On March 24th, 1989, I watched in shock, along with the world, as the oil from Exxon Valdez swept across Prince William Sound. I was a 15-year old budding scientist learning about the importance of baseline data for ecosystems. I didn’t know how, but I envisioned myself someday assisting in science research for this beautiful ecosystem. I dreamt of the day I would end up in Alaska and experience the Pacific Ocean.
In 2006, I was fortunate to be offered a teaching position in Cordova, Alaska on Prince William Sound where I became an oceanography and marine biology teacher. I was in awe of the ocean and what it had to teach myself and my students. Having the ocean at our front door made hands on learning in the field possible each and every week. We were also fortunate enough to partner with the U.S. Coast Guard Cutter (USCGC) Sycamore for a marine science field trip each year along with scientists from the Prince William Sound Science Center and U.S. Forest Service.
Since 2017, I have been teaching at Bartlett High School (BHS) in Anchorage School District. I again have the opportunity to teach oceanography and marine biology and I am thrilled. Although we live only a few miles away, many of my students have not yet seen the ocean. It is so important for me to make learning relevant to their lives and their locality. As much as we can incorporate Alaska and their cultures into the lessons the better.
Here are just a few snapshots from our classroom:
In a few days, I will begin my two-week mission to assist in important science research in Northern Gulf of Alaska (NGA) and I feel like my 30-year old dream has come true. I will be participating in the Long Term Ecological Research (LTER) study, which is funded by the National Science Foundation (NSF).
This cruise will be the third survey for the 2019 season for this area and the 23rd consecutive season for sampling along the Seward Line.

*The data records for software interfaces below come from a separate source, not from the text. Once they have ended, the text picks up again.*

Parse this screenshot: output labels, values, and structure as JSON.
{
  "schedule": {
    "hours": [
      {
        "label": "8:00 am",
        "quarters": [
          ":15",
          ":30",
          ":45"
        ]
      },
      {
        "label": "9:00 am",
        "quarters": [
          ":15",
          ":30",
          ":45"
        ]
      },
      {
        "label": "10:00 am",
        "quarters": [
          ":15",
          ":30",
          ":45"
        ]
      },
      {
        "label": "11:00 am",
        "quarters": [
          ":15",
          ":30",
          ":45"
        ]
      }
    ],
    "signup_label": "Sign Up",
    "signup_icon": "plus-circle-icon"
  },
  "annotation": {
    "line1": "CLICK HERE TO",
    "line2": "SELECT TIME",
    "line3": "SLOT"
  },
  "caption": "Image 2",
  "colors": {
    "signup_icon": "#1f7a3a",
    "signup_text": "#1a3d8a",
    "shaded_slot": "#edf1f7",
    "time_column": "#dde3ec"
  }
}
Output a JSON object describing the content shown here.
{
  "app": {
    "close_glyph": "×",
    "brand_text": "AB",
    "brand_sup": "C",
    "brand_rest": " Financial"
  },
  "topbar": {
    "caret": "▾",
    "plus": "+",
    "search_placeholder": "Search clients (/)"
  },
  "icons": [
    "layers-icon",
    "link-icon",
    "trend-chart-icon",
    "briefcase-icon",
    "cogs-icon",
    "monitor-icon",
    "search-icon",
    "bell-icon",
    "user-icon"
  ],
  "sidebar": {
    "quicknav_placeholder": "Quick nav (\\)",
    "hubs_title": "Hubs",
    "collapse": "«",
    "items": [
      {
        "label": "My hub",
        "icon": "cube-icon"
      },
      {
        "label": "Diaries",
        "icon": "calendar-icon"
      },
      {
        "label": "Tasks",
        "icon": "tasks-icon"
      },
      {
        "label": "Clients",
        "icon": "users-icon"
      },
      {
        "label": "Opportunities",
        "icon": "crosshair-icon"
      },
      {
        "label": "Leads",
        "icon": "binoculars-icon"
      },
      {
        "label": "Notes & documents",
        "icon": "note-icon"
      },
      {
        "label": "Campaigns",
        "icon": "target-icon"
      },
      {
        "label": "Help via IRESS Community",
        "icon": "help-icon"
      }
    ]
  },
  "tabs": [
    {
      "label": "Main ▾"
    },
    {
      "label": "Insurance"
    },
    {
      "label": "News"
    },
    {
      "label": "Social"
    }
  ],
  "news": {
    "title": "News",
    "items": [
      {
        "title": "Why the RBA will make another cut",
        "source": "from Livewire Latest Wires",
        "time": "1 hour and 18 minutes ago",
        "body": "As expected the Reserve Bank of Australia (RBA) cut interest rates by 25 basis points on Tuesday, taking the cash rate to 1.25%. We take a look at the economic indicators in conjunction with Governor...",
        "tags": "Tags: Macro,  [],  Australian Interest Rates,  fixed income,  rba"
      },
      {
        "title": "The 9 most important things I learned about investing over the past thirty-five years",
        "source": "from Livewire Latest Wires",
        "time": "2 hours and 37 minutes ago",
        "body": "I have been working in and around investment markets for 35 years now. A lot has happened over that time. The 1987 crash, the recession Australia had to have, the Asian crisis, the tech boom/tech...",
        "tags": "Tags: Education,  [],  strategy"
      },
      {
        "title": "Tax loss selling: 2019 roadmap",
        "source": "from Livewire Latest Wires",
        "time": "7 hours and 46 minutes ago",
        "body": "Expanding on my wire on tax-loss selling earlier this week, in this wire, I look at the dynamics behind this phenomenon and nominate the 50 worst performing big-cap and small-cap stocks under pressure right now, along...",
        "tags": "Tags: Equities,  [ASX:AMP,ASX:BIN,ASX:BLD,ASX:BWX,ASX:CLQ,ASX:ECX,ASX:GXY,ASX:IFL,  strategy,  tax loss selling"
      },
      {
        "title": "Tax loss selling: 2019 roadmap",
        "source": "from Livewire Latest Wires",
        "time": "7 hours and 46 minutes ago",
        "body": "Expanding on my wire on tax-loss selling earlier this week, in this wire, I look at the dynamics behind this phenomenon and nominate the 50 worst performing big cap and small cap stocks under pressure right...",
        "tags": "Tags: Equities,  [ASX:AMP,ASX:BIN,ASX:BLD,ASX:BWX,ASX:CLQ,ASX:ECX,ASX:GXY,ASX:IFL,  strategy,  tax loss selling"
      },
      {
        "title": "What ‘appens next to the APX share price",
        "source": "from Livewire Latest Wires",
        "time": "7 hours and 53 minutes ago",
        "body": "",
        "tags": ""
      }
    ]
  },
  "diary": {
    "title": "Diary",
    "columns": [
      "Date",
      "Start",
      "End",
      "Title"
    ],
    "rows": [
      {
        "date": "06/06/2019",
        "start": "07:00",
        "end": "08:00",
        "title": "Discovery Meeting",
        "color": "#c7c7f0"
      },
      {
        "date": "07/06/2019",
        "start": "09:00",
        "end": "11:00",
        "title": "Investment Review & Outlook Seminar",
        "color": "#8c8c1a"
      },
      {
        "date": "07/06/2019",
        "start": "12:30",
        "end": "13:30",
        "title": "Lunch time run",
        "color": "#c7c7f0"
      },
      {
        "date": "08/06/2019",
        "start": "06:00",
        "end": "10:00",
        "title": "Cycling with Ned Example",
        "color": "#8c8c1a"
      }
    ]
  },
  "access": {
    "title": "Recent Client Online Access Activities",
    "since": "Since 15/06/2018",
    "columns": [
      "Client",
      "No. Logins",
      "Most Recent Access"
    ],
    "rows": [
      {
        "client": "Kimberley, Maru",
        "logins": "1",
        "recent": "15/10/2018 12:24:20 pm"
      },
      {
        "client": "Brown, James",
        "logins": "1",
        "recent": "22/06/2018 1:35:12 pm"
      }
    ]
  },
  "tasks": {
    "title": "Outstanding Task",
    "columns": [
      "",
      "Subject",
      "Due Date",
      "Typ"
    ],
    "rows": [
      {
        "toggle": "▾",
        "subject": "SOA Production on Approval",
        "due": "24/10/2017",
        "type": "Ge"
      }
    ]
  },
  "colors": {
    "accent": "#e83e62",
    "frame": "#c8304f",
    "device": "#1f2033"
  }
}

The goal of the NGA-LTER program is to evaluate the ecosystem in terms of its productivity and its resiliency in the face of extreme seasonal variations and long term climate change. The mission entails doing a variety of water and plankton sampling at different stations along four transect lines in the NGA, as well as a circuit within Prince William Sound.
I will be sailing aboard R/V Tiglax (pictured below) which is the Aleut word for eagle and is pronounced TEKL-lah. My primary mission is to assist on the night shift with the collection of zooplankton at each station. In addition to this, I look forward to learning as much as I can about the other work being done, including water chemistry, nutrient sampling, phytoplankton collection and analysis, and seabird and mammal surveys. As a NOAA Teacher at Sea, I am tasked with creating lesson plans that connect this science research to my classroom. My goal is to develop lessons that will help my students understand the importance of whole systems monitoring, as well as the important connections between ocean water properties, microfauna and megafauna.
When I am not in my classroom, I like to be outside as much as possible. I enjoy hiking, backpacking and spending time with my family on our remote property in Bristol Bay.
My husband and I also like to travel outside of Alaska whenever possible during the winter months and see the world. One of our favorite trips was completing a full transit of the Panama Canal. This winter break we will be headed to the barrier reef in Belize to experience the beautiful tropical ocean.
I tell my students we have researched and explored more of space than we have of our own ocean.
I am so excited to be working to help change that statistic!
Did You Know?
This summer has broken many records in Alaska for warm dry weather and Southcentral has been in an official drought. How will this impact ocean temperatures out in the NGA and will we see evidence in the plankton or other organisms we examine?
Stay tuned to my blog and I will let you know the answer to this as well as so much more!